—Maeve visited the Matthew Barney exhibit at the Morgan Library and Museum this summer and writes about the exhaustive, behind-the-scenes show and its beautiful catalog. The exhibit now travels to Paris where it opens Oct. 8 at the Biblioteque National. –the artblog editors—————————-> Matthew Barney’s recent show at the Morgan Library & Museum, Subliming Vessel: The Drawings of Matthew Barney, was a triumph in preparatory drawings and conceptual ‘storyboards.’ Those mystified by Barney’s gleefully-heady films and performances were given the opportunity to access an assortment of clues elucidating the artist’s countless and convoluted references. While the show at the Morgan ended ... More » »
Since the King of Pop died, I’ve been catching up on my Michael Jackson video watching. The ones that really grab me are Thriller and Beat It which aspire to be short movies and pretty much are. Jackon’s dancing is remarkable to watch of course. But his dance moves take on even greater visual energy and emotion when he’s backed up by a dance troupe mimicking him and amplifying the movements. It’s then that the quick-stepping, twitching, pirouetting and hip popping becomes one big satisfying wave of movement.
Max Mulhern, whom I told you about here, wrote an interesting response to some of the comments on that piece. The comments focused on one thing mentioned in a much longer article– funding for artists. But an inflammatory topic will out, and one of the commenters wanted to know “What does Max Mulhern believe?” (about whether trust funded artists are the only ones who can afford to make art these days). Here’s his response: Post by Max Mulhern Dear Roberta,> I didn’t want to make a half baked reply on the blog concerning the question about trust fund artists. I ... More » »
Even before I knew it was Matthew Barney I knew it might be. Who else? An installation in a Chelsea gallery that snakes through four rooms and the entryway with huge objects made out of what appears to be fat or wax or some other dense repulsive material. This installation at Gladstone Gallery” has something to do with the artist’s new movie, made with his wife Bjork. I’m not sure the sculptures were used in the movie but they probably were. That’s the Barney m.o. Steve said “Yuck.” And that pretty much summed it up. The motif was nautical, the ... More » »
Barney putting a hat on Bjork in the symbol- and ritual-rich movie. Randy Kennedy‘s backgrounder in yesterday’s NY Times on the new Matthew Barney/Bjork collaboration, “Drawing Restraint 9,” is excellent. The new Barney, in case you haven’t heard, is a full length feature film that’s out now in New York. Barney’s left the world of Cremaster behind but this movie, in which he and his partner Bjork are the main characters sounds equally costume-heavy and ritual-driven. By the way, skip the NY Times’ multimedia trailer feature which subjects you to a trailer-length commercial before letting you see the trailer. Go ... More » »

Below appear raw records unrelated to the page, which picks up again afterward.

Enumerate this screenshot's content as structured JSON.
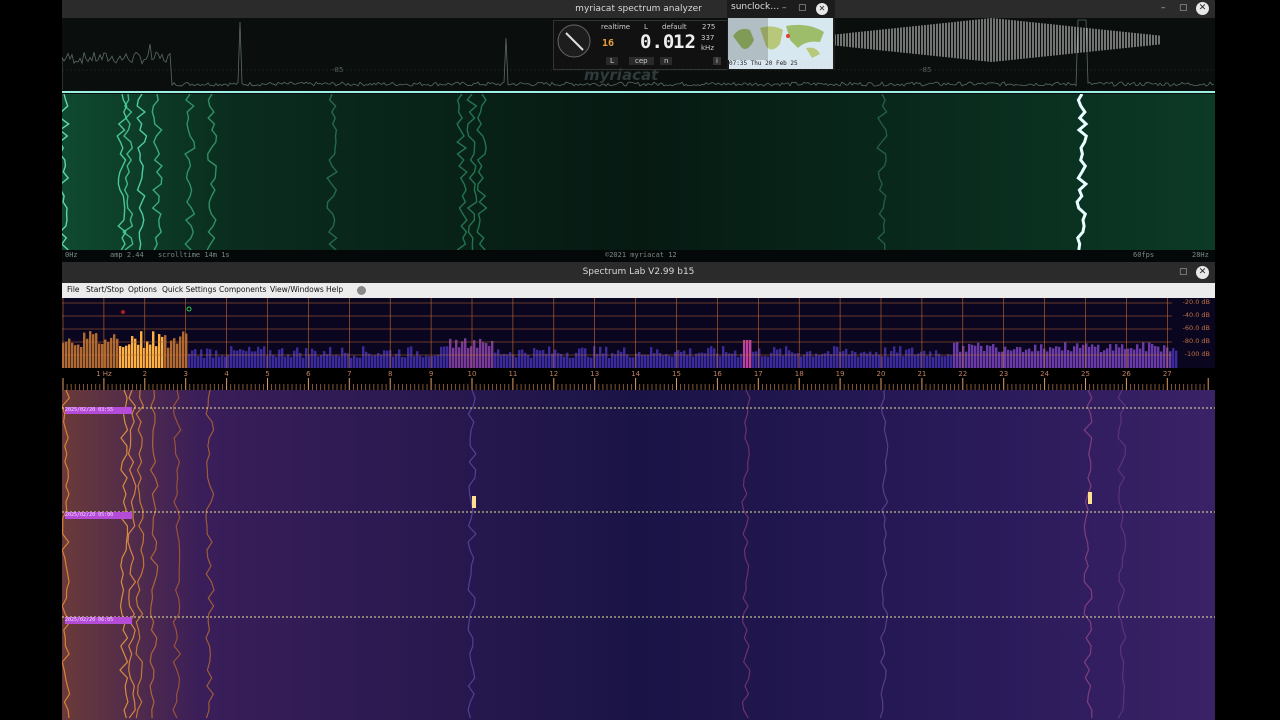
{
  "myriacat": {
    "title": "myriacat spectrum analyzer",
    "min_button": "–",
    "max_button": "▢",
    "close_button": "✕",
    "db_marker_left": "-85",
    "db_marker_right": "-85",
    "status": {
      "freq_low": "0Hz",
      "amp": "amp 2.44",
      "scrolltime": "scrolltime 14m 1s",
      "copyright": "©2021 myriacat 12",
      "fps": "60fps",
      "freq_high": "28Hz"
    },
    "widget": {
      "mode": "realtime",
      "channel": "L",
      "preset": "default",
      "num1": "275",
      "num2": "337",
      "unit": "kHz",
      "small_digits": "16",
      "big_readout": "0.0",
      "big_readout2": "12",
      "btn_l": "L",
      "btn_cep": "cep",
      "btn_n": "n",
      "info": "i",
      "watermark": "myriacat"
    }
  },
  "sunclock": {
    "title": "sunclock…",
    "min_button": "–",
    "max_button": "▢",
    "close_button": "✕",
    "time": "07:35 Thu 20 Feb 25"
  },
  "spectrumlab": {
    "title": "Spectrum Lab V2.99 b15",
    "max_button": "▢",
    "close_button": "✕",
    "menu": [
      "File",
      "Start/Stop",
      "Options",
      "Quick Settings",
      "Components",
      "View/Windows",
      "Help"
    ],
    "db_labels": [
      "-20.0 dB",
      "-40.0 dB",
      "-60.0 dB",
      "-80.0 dB",
      "-100 dB"
    ],
    "freq_labels": [
      "1 Hz",
      "2",
      "3",
      "4",
      "5",
      "6",
      "7",
      "8",
      "9",
      "10",
      "11",
      "12",
      "13",
      "14",
      "15",
      "16",
      "17",
      "18",
      "19",
      "20",
      "21",
      "22",
      "23",
      "24",
      "25",
      "26",
      "27"
    ],
    "timestamps": [
      "2025/02/20 03:55",
      "2025/02/20 05:00",
      "2025/02/20 06:05"
    ]
  },
  "colors": {
    "myriacat_trace": "#9bf0e4",
    "myriacat_waterfall": "#1c8a5c",
    "spectrumlab_grid": "#c06a30",
    "spectrumlab_hot": "#ffb040",
    "spectrumlab_bg": "#14124a",
    "timestamp_bg": "#b44cd8"
  }
}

Hey, Roberta, that was a nice piece your wrote in the Weekly on Matthew Barney. I get the feeling you could have written pages more.
My introduction to Matthew Barney’s art came in Jerry Saltz’s Art in America cover story (Oct. 1996). Saltz’s critical gush about Barney’s sexually weird universe (goat-eared fairies, Goodyear blimp phalluses, new types of genitalia!!) was enough to get your curiosity up – if not your dander. (As for Saltz, he’s still gushing! ) What’s the big deal about dressing up in a white suit, donning white pancake makeup, goat ears and cloven lip and dancing around with other guys and women dressed (or undressed). Oh, well maybe it was a big deal. But I’ve seen one of the Cremaster’s (Cremaster ... More » »
Yes. I think Barney–and David Salle is another example (see image)– is symptomatic of what’s wrong with the art world at its worst. What’s the point of being this inaccessible and self-absorbed, other than to flummox THE CRITICS (and some very important ones at that, Michael Kimmelman) into believing there’s something there, there? It’s the emperor’s-new-clothes approach to making it in the art world. I’m not saying the imagery isn’t arresting, both for its looks and its creepiness. But the story that would elevate it and justify it so that the viewer is led by the artist into his weird ... More » »